The use of LeuT as a model in elucidating binding sites for substrates and inhibitors in neurotransmitter transporters

Research output: Contribution to journalReviewResearchpeer-review

Background: The mammalian neurotransmitter transporters are complex proteins playing a central role in synaptic transmission between neurons by rapid reuptake of neurotransmitters. The proteins which transport dopamine, noradrenaline and serotonin belong to the Neurotransmitter:Sodium Symporters (NSS). Due to their important role, dysfunctions are associated with several psychiatric and neurological diseases and they also serve as targets for a wide range of therapeutic and illicit drugs. Despite the central physiological and pharmacological importance, direct evidence on structure–function relationships on mammalian NSS proteins has so far been unsuccessful. The crystal structure of the bacterial NSS protein, LeuT, has been a turning point in structural investigations.

Scope of review: To provide an update on what is known about the binding sites for substrates and inhibitors in the LeuT. The different binding modes and binding sites will be discussed with special emphasis on the possible existence of a second substrate binding site. It is the goal to give an insight into how investigations on ligand binding in LeuT have provided basic knowledge about transporter conformations and translocation mechanism which can pave the road for a deeper understanding of drug binding and function of the mammalian transporters.

Major conclusions: The LeuT is a suitable model for the structural investigation of NSS proteins including the possible location of drug binding sites. It is still debated whether the LeuT is a suitable model for the molecular mechanisms behind substrate translocation.

General significance: Structure and functional aspects of NSS proteins are central for understanding synaptic transmission. With the purification and crystallization of LeuT as well as the dopamine transporter from Drosophila melanogaster, the application of biophysical methods such as fluorescence spectroscopy, neutron- or x-ray scattering and NMR for understanding its function becomes increasingly available.

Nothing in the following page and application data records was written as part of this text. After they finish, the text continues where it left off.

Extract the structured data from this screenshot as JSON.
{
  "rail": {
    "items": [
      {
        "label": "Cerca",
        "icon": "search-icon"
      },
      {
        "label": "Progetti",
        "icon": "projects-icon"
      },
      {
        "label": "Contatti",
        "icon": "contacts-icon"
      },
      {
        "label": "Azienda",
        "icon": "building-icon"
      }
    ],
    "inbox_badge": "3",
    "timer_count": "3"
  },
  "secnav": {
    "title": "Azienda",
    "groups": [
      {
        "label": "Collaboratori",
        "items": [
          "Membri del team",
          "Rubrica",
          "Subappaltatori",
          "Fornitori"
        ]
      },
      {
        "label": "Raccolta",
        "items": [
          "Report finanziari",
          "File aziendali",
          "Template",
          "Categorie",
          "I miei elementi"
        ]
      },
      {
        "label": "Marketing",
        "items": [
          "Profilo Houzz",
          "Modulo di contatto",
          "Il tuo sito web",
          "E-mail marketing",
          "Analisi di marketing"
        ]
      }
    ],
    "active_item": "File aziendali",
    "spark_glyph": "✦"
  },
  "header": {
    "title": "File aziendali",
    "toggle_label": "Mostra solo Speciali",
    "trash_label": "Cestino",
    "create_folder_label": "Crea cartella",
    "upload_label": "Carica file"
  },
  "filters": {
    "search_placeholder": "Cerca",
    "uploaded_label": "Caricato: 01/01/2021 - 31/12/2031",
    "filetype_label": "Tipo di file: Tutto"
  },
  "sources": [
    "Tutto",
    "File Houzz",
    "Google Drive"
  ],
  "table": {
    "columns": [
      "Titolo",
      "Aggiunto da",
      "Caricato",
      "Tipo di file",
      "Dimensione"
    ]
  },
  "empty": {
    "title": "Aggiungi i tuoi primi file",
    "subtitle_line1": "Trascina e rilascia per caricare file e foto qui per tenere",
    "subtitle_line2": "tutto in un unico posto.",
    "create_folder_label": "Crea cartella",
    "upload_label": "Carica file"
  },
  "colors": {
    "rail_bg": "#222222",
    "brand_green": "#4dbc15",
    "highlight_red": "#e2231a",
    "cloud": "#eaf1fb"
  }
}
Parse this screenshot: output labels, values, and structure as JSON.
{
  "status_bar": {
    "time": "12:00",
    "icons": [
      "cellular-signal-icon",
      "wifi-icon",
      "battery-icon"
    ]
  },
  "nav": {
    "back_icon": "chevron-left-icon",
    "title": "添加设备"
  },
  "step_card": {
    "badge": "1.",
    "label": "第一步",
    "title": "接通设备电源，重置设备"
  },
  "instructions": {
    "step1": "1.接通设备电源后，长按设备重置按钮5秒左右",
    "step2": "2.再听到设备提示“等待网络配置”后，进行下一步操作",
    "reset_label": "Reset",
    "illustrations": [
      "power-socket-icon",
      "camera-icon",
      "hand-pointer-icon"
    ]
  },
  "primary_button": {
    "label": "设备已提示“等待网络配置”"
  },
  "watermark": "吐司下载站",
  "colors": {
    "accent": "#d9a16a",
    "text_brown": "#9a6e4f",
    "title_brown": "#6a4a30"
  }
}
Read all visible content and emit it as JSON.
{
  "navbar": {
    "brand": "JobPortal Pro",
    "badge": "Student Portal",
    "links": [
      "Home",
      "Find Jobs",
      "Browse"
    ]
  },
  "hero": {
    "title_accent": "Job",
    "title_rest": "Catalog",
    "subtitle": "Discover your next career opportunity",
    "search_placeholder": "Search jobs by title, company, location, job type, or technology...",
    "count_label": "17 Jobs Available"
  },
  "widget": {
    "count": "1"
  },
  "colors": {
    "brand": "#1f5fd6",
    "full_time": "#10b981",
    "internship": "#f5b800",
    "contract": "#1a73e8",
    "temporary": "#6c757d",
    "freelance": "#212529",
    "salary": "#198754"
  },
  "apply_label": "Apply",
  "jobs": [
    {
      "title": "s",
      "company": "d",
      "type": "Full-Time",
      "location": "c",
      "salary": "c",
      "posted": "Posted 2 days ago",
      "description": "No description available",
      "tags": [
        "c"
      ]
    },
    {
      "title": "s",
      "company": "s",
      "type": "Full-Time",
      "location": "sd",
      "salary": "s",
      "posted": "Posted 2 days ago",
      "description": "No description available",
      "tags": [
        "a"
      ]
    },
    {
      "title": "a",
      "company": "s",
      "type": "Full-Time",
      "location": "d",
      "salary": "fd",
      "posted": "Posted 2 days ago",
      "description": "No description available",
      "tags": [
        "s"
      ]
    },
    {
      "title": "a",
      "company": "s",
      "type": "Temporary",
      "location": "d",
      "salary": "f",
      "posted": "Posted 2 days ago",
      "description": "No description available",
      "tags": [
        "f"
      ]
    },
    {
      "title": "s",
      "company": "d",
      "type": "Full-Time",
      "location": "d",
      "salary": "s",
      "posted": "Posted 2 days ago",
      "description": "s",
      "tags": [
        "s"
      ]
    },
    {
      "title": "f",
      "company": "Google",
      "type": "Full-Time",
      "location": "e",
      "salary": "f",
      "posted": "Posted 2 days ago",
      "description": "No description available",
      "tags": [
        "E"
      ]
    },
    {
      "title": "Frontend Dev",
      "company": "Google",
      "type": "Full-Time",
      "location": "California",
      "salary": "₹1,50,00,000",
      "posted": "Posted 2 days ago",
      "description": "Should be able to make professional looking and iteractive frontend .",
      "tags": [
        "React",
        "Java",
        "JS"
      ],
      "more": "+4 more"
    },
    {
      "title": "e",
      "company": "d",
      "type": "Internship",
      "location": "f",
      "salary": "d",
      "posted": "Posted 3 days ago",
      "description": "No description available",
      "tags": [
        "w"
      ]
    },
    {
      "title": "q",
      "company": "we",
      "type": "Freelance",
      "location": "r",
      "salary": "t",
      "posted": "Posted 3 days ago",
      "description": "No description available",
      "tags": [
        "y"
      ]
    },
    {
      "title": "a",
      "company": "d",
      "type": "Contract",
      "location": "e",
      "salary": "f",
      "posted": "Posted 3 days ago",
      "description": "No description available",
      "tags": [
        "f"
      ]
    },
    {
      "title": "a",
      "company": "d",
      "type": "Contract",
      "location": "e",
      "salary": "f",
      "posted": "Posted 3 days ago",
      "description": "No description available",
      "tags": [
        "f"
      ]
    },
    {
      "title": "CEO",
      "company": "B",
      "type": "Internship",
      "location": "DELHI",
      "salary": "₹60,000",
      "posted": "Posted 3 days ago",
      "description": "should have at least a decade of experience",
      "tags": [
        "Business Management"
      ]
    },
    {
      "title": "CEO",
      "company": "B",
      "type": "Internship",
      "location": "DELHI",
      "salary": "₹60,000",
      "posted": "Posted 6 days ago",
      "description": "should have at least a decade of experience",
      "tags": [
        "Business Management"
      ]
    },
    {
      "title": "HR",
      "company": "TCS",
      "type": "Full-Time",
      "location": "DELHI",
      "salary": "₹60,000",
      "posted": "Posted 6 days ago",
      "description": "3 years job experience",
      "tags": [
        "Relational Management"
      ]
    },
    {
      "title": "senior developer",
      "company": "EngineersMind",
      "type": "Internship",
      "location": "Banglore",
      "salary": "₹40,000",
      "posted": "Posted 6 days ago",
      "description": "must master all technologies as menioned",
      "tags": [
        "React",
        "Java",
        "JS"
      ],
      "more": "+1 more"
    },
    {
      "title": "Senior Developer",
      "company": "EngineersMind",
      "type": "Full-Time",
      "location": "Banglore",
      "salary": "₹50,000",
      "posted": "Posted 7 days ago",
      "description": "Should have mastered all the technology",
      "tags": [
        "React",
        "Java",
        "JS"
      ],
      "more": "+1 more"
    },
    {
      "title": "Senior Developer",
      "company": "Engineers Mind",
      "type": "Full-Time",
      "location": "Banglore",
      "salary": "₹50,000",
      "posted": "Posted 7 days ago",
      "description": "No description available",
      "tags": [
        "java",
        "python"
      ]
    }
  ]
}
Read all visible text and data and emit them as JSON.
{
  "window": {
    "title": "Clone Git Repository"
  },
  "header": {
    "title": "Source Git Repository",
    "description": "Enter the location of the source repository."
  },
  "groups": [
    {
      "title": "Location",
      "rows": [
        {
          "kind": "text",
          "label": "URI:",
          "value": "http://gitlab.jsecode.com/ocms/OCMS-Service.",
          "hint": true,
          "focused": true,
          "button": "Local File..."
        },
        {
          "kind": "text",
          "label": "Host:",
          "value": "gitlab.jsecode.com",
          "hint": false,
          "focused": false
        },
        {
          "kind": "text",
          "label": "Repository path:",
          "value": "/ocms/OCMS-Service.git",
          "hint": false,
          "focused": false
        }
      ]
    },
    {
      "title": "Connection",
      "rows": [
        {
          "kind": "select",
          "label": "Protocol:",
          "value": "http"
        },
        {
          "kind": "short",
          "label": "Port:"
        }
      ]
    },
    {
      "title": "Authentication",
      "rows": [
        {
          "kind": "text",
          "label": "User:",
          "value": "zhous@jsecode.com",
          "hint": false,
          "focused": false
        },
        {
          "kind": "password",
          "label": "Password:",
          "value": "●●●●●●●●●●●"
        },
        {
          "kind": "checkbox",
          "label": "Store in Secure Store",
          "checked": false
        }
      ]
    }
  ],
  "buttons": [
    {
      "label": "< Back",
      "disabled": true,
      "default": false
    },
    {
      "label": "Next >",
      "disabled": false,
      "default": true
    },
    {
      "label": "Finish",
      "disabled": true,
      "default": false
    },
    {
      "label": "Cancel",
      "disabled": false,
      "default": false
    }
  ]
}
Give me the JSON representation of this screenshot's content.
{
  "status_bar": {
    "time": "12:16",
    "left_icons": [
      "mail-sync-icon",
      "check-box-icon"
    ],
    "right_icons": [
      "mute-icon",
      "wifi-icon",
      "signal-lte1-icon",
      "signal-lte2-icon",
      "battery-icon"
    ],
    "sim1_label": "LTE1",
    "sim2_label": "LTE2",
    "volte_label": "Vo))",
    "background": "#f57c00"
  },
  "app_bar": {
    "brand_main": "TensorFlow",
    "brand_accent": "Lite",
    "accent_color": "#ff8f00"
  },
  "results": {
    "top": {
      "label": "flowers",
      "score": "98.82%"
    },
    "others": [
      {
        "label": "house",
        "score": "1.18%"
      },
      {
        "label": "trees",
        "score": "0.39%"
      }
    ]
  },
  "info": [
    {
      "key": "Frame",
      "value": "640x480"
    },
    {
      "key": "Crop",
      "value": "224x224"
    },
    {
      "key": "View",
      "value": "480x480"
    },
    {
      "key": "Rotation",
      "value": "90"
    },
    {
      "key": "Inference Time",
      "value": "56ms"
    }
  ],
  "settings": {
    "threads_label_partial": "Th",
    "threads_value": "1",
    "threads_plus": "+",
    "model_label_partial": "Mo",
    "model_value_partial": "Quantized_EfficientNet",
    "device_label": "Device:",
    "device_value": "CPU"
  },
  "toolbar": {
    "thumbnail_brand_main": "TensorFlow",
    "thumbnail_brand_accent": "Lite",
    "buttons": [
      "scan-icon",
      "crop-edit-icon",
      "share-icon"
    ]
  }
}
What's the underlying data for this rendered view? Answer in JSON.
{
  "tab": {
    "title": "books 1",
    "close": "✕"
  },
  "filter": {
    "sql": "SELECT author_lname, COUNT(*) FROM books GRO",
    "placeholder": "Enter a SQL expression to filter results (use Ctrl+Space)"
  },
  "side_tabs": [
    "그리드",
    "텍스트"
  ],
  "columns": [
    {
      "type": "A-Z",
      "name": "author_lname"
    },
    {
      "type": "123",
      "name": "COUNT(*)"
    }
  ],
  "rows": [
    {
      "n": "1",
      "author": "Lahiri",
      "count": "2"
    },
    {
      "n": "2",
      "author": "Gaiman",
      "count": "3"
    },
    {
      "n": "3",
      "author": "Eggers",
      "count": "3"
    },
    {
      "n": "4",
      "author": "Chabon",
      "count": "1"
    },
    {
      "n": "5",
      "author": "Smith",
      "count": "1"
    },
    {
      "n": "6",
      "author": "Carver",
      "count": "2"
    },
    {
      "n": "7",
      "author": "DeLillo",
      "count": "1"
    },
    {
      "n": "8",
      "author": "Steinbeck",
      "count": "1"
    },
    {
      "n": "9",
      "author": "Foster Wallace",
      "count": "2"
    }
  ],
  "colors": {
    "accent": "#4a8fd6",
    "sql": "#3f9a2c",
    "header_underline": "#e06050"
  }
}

This article is part of a Special Issue entitled Structural biochemistry and biophysics of membrane proteins.

Original languageEnglish
JournalBBA General Subjects
Issue number3
Pages (from-to)500-510
Number of pages11
Publication statusPublished - Mar 2015

ID: 137197377